Another problem is that government spending levels can't be as easily adjusted, and spending cuts seldom go along with lagging revenue. Tax-funded social and welfare programs are popular, education and infrastructure spending is crucial for a country's long-term economic outlook, and many people (especially on the right) also favor high levels of military spending. Thus, tax cuts tend to result in staggering deficits - Presidents Reagan and George W. Bush are among the worst offenders here, while the "tax-and-spend liberal" Clinton left office with a budget surplus.
Effects on corporations
Essentially, lower tax rate increases the effect of debt in the overall cost of capital, from Modigliani–Miller theorem. Thus, as taxes are lowered, the weighted average cost of capital increases, creating a disincentive for the corporations to expand. As a result, whatever the money the corporation has leftover that isn't used to pay taxes are usually distributed in the form of dividends. To be fair, some of these amounts goes to people's retirement fund through ownership by investment funds that owns these company. However, there is one significant issue here: most of these funds do not own a significant portion of the company to determine how much, when to distribute or whether to distribute in the first place.
Effects on investments
Given all else equal, lowering tax rate generally increases investment risk. You heard it right. It causes investments to be riskier. That is because the losses can be used to reduce taxable income in most jurisdictions.
Perpetual tax-cutting mechanism
Republicans tend to believe, for some odd reason, that you can keep reducing the level of taxation repeatedly, indefinitely. This may be due to the notion that one of their economic advisers invented the Laffer curve, which makes the assertion that if you drop taxes, tax receipts will actually go up. Unfortunately, the

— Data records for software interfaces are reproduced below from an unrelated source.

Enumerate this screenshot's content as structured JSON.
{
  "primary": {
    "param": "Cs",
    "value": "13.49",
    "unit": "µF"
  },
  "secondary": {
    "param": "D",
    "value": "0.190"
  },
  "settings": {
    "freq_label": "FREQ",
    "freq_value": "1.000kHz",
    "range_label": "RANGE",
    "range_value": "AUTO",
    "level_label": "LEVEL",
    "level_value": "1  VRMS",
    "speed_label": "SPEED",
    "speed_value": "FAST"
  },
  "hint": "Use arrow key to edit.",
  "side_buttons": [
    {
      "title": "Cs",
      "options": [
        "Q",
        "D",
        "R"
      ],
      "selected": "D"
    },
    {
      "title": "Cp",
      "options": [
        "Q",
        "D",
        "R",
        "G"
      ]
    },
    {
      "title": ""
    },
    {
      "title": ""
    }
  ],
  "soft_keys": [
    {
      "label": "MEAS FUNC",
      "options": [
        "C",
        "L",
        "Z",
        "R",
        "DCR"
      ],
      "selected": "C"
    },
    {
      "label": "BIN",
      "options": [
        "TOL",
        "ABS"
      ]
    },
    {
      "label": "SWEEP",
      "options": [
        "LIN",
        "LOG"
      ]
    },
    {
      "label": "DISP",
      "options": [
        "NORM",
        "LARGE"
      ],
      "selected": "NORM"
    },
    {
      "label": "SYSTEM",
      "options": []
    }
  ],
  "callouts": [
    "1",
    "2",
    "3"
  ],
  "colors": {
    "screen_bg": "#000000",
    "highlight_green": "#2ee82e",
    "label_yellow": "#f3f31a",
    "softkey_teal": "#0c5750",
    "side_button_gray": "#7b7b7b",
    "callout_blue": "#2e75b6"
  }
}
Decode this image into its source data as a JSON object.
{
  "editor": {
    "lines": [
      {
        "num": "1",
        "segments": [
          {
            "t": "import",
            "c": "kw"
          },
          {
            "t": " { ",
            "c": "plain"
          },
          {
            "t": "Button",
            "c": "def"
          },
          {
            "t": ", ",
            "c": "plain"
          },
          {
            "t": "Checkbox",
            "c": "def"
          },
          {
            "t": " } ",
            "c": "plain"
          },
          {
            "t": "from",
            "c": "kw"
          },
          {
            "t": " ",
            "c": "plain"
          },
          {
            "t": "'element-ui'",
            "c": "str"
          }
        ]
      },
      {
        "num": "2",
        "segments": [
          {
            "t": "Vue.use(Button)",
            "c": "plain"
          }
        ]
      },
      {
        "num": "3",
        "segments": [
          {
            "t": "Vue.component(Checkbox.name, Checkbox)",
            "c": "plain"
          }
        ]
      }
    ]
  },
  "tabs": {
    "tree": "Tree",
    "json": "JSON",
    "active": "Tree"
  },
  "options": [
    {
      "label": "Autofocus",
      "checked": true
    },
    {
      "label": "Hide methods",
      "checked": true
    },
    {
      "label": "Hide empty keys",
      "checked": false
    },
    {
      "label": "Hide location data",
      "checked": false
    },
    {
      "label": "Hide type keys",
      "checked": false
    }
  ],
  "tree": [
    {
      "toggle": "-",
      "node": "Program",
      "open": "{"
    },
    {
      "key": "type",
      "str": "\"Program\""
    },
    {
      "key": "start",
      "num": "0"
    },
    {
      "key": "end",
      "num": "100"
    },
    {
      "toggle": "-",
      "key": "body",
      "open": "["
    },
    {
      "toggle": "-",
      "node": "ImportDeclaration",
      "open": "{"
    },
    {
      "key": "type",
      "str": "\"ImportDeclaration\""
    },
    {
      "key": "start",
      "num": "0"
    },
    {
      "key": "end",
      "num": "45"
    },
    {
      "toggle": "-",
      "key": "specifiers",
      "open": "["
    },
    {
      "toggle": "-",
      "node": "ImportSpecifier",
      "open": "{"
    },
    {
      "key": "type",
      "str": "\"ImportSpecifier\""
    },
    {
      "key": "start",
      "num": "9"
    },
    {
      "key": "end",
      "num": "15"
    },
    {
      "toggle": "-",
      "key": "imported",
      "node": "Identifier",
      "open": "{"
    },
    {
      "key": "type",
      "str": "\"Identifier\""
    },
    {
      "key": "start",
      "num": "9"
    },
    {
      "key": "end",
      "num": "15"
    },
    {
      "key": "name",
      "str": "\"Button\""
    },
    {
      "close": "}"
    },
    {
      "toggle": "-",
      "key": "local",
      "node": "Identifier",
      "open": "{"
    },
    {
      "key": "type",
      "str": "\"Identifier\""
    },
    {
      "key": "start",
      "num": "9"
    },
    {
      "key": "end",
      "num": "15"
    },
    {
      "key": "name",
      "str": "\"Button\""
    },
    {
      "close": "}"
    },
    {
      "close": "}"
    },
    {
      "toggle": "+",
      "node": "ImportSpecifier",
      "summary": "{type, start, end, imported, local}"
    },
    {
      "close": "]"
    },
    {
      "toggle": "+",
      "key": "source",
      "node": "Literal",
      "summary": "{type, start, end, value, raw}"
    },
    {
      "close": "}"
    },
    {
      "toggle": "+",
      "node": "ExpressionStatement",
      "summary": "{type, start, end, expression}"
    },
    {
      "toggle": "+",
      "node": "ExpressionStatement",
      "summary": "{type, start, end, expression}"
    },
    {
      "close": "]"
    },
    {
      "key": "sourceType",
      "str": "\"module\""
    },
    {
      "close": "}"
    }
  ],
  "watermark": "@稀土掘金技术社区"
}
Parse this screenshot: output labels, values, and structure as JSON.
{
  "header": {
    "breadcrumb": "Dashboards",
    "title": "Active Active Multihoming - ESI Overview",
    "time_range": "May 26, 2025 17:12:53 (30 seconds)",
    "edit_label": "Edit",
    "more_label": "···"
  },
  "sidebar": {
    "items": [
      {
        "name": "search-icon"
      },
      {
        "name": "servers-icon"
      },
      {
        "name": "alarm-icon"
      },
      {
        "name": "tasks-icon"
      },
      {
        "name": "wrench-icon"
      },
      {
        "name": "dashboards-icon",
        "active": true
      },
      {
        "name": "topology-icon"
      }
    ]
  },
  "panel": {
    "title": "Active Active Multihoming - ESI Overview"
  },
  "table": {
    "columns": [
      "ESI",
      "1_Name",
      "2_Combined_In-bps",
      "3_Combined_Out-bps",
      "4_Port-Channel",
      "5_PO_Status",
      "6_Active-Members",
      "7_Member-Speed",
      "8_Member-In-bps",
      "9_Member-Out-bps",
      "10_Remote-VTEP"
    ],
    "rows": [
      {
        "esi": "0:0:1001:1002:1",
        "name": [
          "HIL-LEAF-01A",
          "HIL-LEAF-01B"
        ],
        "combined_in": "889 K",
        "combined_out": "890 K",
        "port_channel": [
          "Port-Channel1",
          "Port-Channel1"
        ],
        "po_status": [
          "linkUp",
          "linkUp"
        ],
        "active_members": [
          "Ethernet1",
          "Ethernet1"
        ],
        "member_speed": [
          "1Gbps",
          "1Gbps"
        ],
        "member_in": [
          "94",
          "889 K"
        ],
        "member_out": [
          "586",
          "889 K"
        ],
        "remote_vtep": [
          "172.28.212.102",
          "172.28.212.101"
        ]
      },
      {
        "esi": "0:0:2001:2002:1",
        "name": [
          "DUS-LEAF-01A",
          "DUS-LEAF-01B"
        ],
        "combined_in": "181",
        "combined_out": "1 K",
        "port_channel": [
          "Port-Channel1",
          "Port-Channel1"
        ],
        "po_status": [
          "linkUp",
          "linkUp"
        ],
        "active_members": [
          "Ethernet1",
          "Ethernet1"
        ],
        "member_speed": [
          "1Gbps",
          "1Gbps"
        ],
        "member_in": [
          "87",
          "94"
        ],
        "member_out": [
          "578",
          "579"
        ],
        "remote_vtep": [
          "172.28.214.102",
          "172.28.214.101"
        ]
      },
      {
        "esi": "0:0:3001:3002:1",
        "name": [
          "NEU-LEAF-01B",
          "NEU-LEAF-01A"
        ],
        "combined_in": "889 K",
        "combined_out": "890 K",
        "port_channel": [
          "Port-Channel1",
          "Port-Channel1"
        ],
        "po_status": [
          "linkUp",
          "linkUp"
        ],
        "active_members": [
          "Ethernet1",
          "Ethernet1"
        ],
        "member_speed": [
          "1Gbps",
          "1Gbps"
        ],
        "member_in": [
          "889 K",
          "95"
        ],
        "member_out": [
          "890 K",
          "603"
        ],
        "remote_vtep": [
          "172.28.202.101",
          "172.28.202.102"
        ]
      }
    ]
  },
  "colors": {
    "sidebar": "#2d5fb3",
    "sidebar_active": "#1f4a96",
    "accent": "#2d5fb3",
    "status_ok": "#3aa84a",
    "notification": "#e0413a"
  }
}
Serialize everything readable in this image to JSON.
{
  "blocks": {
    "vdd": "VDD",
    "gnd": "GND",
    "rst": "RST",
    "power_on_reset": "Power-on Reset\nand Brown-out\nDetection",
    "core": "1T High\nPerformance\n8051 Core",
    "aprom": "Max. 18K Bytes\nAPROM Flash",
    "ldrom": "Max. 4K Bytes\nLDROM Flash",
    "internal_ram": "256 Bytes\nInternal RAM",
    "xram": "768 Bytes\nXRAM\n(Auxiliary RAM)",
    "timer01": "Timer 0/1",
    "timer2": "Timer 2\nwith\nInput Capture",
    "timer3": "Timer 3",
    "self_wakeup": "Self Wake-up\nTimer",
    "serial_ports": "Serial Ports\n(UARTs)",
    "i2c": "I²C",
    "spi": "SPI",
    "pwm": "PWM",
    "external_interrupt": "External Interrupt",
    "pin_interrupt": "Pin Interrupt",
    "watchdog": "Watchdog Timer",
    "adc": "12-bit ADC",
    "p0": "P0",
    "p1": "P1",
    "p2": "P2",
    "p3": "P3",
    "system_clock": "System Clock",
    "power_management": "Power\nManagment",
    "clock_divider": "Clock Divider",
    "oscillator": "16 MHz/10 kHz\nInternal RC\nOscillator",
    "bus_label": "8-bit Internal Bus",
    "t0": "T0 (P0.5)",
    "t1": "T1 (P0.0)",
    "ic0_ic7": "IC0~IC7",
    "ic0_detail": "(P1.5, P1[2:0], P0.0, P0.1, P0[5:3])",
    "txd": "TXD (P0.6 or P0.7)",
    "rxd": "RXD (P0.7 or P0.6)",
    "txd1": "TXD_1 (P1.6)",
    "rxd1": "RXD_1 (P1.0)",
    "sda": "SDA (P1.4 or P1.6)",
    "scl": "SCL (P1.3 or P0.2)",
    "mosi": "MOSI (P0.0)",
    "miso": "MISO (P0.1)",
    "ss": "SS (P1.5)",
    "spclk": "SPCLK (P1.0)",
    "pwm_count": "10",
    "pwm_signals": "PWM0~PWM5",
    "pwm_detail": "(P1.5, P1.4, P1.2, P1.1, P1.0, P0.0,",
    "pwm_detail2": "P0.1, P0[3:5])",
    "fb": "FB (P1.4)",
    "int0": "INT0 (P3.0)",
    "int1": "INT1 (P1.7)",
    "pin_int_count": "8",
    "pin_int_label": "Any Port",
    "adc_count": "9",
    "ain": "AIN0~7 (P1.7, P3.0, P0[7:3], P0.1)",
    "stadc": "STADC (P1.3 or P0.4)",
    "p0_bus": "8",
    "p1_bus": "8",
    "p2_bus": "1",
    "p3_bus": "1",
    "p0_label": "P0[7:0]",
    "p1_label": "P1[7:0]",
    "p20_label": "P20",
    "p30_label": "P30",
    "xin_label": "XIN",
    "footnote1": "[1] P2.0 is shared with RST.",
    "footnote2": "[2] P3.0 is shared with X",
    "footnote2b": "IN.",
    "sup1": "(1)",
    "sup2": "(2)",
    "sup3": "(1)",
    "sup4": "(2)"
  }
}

church of tax cuts Reagan Administration interpreted the curve wrong: the taxes were too low for maximum revenue at that time, not too high, so when they cut taxes, the revenue went down. While some of this loss was indeed recouped through economic growth, tax receipts grew much more slowly after the Reagan tax cuts than after increases under Bill Clinton.
Still, nowadays a Republican who wants to get anywhere in his career will pretty much have to sign Grover Norquist's pledge never to raise taxes, and invariably, their proposed response to economic downturns will be new rounds of tax cuts. It doesn't take a math genius to figure out that even if the Laffer Curve were correct, the combination of these principles would steadily drive tax rates and revenues towards the 0% point, inevitably resulting in bankruptcy.
- Paul Krugman: Invincible Ignorance, NYT
- Apart from amount spent through management malfeasance, such as empire building or pet projects that has no significant value to the company or shareholders in general.
- Growth funds, for example, prefers the company they own to save the money for expansion.
- Obvious exceptions exists such as the investments held in tax-exempt accounts
- Otherwise why would every last one of those republican-nominated presidential candidates since Ronald Reagan candidate talk about tax cuts?
- The CBO's handy graph of revenues
- A Time article compiling various sources
- From the "Center on Budget and Policy Priorities"
- Americans for Tax Reform: Current List of Taxpayer Protection Pledge Signers for the 112th Congress